By Shyam Sankar and Gabe Rosen
The Internet is the new Wild West, a frontier big enough for every pioneer and outlaw to roam free. Today, The New York Times revealed that hackers in China had spent the last four months infiltrating its computer systems and pilfering employee passwords. As in the old West, it’s not a question of if you’ll be hit — but when and how. Online, primitive DDOS attacks rain down like arrows, while artful hackers can steal the data equivalent of 5,000 head of cattle before any breach is detected. There’s no choice but to defend the homestead as best you can – and retreating to civilization is no longer an option.
According to Mandiant, the infosec firm that conducted the investigation, the Times was first compromised on September 13. The attackers established at least three backdoors and installed 45 pieces of malware, only one of which was detected by Symantec security software. After two weeks, the attackers found the domain controller that contained all staff passwords. Times executive editor Jill Abramson maintains there is “no evidence that sensitive emails or files” were accessed, yet the investigation found that the attackers “created custom software that allowed them to search for and grab [Times journalists] Mr. Barboza’s and Mr. Yardley’s e-mails and documents.”

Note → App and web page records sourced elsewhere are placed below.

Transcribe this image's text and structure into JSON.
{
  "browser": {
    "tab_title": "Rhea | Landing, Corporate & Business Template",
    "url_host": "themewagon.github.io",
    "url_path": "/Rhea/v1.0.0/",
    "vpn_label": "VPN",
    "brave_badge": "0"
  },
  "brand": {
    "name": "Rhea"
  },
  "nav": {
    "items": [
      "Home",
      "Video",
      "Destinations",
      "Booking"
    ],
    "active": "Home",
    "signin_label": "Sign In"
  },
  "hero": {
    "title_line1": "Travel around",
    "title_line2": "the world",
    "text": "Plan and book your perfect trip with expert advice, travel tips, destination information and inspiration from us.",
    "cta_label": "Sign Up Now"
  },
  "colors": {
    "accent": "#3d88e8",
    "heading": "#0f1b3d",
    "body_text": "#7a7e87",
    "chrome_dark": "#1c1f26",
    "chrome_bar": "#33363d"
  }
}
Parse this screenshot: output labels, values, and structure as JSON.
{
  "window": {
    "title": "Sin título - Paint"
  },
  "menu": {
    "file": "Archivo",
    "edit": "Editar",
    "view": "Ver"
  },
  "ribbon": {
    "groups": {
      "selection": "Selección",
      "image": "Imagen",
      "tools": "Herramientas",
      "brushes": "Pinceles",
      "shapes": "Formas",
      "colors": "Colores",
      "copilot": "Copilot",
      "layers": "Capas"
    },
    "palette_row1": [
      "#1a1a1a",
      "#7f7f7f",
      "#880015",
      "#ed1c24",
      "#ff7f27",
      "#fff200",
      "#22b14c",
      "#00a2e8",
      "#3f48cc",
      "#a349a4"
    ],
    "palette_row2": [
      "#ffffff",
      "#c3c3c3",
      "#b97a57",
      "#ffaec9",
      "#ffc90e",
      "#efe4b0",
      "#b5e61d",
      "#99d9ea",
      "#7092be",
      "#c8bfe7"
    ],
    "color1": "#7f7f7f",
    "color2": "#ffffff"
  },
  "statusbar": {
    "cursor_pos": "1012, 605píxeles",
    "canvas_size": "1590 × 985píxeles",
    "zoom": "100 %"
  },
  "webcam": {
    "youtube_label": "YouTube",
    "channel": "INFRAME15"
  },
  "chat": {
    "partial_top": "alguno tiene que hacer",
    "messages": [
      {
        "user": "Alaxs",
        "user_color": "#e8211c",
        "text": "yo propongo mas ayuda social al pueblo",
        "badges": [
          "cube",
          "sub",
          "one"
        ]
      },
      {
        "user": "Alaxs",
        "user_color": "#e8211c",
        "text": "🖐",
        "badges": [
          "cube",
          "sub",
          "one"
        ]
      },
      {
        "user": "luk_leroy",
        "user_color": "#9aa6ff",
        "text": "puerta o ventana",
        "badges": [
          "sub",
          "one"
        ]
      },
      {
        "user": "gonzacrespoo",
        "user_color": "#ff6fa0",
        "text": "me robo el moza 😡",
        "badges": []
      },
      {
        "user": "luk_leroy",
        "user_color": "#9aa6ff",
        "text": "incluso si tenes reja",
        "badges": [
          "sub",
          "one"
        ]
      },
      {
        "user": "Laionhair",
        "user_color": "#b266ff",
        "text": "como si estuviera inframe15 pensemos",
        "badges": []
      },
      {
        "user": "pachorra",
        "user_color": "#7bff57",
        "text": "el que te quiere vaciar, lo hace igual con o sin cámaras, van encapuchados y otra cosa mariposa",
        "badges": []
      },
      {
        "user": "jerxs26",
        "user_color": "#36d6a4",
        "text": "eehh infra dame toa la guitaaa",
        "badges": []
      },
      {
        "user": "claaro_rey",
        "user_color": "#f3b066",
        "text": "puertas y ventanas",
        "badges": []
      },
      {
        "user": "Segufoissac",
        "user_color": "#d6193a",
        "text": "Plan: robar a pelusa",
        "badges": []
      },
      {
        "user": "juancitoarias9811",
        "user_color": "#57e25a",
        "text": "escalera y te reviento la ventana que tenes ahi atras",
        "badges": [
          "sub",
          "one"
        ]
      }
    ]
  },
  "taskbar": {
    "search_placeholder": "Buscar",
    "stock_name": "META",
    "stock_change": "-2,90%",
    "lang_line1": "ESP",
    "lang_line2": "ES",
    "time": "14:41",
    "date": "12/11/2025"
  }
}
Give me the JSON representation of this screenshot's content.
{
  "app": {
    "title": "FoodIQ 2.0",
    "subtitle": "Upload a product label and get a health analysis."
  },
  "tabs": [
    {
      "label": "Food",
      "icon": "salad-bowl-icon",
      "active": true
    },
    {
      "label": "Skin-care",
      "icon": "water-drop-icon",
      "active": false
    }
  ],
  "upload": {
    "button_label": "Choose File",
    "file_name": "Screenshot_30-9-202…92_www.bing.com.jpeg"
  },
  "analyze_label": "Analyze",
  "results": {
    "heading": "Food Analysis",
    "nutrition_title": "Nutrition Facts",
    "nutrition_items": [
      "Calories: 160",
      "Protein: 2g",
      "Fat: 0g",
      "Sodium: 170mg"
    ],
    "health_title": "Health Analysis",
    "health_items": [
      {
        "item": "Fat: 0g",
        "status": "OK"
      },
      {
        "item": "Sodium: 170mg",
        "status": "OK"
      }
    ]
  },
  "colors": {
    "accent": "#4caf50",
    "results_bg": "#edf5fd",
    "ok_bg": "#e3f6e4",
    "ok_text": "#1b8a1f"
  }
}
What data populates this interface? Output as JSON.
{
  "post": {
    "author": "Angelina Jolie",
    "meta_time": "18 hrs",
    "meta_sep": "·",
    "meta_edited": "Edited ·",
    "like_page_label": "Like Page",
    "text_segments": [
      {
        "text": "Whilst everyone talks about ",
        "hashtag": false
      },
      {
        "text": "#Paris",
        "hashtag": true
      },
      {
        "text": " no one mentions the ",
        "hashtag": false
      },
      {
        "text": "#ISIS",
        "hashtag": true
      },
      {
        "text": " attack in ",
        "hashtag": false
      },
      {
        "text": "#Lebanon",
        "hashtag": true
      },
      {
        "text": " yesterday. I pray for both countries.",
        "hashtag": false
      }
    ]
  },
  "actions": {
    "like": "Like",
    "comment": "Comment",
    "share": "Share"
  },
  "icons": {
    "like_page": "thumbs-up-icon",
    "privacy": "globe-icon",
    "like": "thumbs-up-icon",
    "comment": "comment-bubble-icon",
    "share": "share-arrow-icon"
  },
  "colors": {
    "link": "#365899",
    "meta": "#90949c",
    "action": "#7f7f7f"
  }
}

As the TED Blog recently recounted, we know a bit about this sort of thing at Palantir. Our platform was used to investigate “GhostNet”, a Chinese cyber espionage network. In 2008, an unnamed country received an email from China warning them not to host the Dalai Lama for a scheduled visit. The email was startling because this visit was not public knowledge. The country sought to find out how this sensitive information had been leaked. Not only the Dalai Lama’s personal computer been hacked, but 1,300 computers across the globe had been infected in the same way. This network had been operating for two years without notice.
Naturally, when we heard about The New York Times hack today, we looked for parallels. The Dalai Lama’s office was infiltrated by “spear phishing” — where hackers research a person and create an email, with an attachment, that looks like it came from a confidant. Spear phishing is suspected, though not confirmed, in the Times attack. Like GhostNet, the Times attackers covered their tracks through intermediaries in numerous countries, and employed remote access tools (RATs) and malware. The attacks also appear related to Chinese political sensitivities, though the exact loyalties in play are murky.
While it’s important to resist easy conclusions, Occam’s razor and common sense shouldn’t be ignored. The difficulty is that positive attribution is rare in cyber warfare, so when something looks like the work of someone who was never actually identified, it may not be exceptionally meaningful. As open-source sleuth Jeff Carr points out, there are several doubts. Beijing’s time zone includes numerous other cities. The attacks were ultimately traced to Chinese IPs, though their geo-locations encompass millions of people. The attackers used RATs, but these are widely available and hardly confined to China. According to Richard Bejtlich, Mandiant’s chief security officer, “When you see the same group steal data on Chinese dissidents and Tibetan activists, then attack an aerospace company, it starts to push you in the right direction.” Given the vast spectrum of potentially interested parties, it’s a very general direction – but it’s a start nonetheless.
The lack of clear answers notwithstanding, Mr. Bejtlich is certainly correct that cyber defense “requires an internal vigilance model.” You have to sleep with one eye open, and preoccupation with one mode of attack leaves you vulnerable to others. As in the old West, it’s essential to make common cause with your neighbors, however distant. During the recent spate of suspected Iranian DDOS attacks, two global Top 20 banks shared threat data in real time with each other as well as US law enforcement, and collaboration across public/private lines is essential to countering the matrix of state and non-state combatants.
Above all, we need to adopt a Wild West approach of our own. The sheriff’s only hope is to become as swift, resourceful, and adaptive as the outlaws.
Shyam Sankar is the Director at Palantir Technologies. He gave the TED Talk “The rise of human-computer collaboration” at TEDGlobal 2012, as well as the talk embedded above at TED2010. Gabe Rosen works in Business Development at Palantir.